The failure was not judged as a surprise by some industry observers as a related molecule, teplizumab, failed for Eli Lilly and MacroGenics in October 2010. However, it is certainly a disappointment in terms of advancing new treatments for this disease - the product is one of just three late-stage candidates for type 1 that does not rely on insulin replacement.
Regulating immune response
As type 1 diabetics suffer from the body’s destruction of insulin-producing pancreatic beta cells, most medications for type 2 that rely on insulin stimulation, such as sulphonylureas, do not work. Treatment protocols therefore involve early intervention with human insulin or analogues.
The leading therapy for type 1 diabetes is Sanofi-Aventis’ long-acting insulin Lantus, which generates approximately $1bn a year in sales to these patients, analysts believe.
As with teplizumab, otelixizumab aimed to modulate destruction of insulin-producing pancreatic cells. It tried to do this by targeting the CD-3 molecule, a receptor that activates T-cells related to the immunological destruction of the body’s own tissues, inhibiting the course of the disease.
Otelixizumab’s Defend-1 trial in 240 newly-diagnosed type 1 diabetics aimed to demonstrate an increase in the body’s mealtime production of insulin biomarker C-peptide after 12 months of therapy with the monoclonal antibody alongside insulin; blood sugar and incidents of hyperglycaemia and hypoglycaemia were also measured.
GSK and privately held Tolerx of Massachusetts said otelixizumab failed to meet the primary endpoint, although no new safety issues were identified. They will suspend recruitment in the confirmatory Defend-2 trial, while the data is analysed further.
Consensus estimates from EvaluatePharmaput sales of the antibody at $327m in 2016, although these numbers will be heavily risk adjusted. UBS, which has top of the range figures, published a note March 9 putting its risk adjusted 2016 sales at £561m ($903m). In contrast the likes of Morgan Stanley and Nomura had assigned no value to the product in Glaxo's pipeline.
Those forecasts are now likely to be slashed or removed completely from models, although otelixizumab has further shots on goal with phase II ongoing for type II diabetes and rheumatoid arthritis, and a phase I in psoriasis. The news also has repercussions for BTG, which licensed the MAb to Tolerx in 2001 in return for 50% of Tolerx’s milestone and royalty payments.
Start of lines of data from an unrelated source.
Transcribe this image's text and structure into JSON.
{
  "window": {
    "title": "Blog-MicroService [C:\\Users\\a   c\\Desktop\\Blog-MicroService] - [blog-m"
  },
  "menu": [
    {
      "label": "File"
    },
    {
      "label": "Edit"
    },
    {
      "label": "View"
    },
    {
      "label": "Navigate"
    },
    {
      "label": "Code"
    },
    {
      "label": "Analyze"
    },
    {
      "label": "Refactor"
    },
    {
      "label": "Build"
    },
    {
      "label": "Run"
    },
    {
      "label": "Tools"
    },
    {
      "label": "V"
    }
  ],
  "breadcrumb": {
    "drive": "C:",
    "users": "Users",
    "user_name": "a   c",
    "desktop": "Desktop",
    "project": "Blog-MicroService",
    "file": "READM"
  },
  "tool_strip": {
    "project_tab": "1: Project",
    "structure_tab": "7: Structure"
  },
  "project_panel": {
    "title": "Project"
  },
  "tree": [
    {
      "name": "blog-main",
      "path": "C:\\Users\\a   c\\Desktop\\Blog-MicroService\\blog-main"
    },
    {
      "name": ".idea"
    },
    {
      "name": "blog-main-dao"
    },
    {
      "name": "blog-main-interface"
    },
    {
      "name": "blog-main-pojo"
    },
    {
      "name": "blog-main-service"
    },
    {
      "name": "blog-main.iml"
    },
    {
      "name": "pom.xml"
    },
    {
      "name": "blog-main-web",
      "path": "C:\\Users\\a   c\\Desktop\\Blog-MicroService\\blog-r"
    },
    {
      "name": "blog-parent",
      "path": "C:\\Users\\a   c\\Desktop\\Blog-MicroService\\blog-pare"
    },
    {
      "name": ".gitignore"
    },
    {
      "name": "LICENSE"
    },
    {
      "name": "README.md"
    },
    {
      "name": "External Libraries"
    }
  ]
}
There remains some hope that type 1 diabetes can yet be addressed by altering the body’s immunity. Diamyd Medical is expecting to report phase III data on its vaccine this spring (Event – High hopes for Diamyd’s diabetes vaccine, March 4, 2011). Meanwhile in the immunomodulation category, Andromeda Biotech is testing its T-cell modulator, DiaPep277, in a phase III trial expected to report results later this year.
Success would be welcome for a disease that has not seen the treatment advances of type 2 diabetes.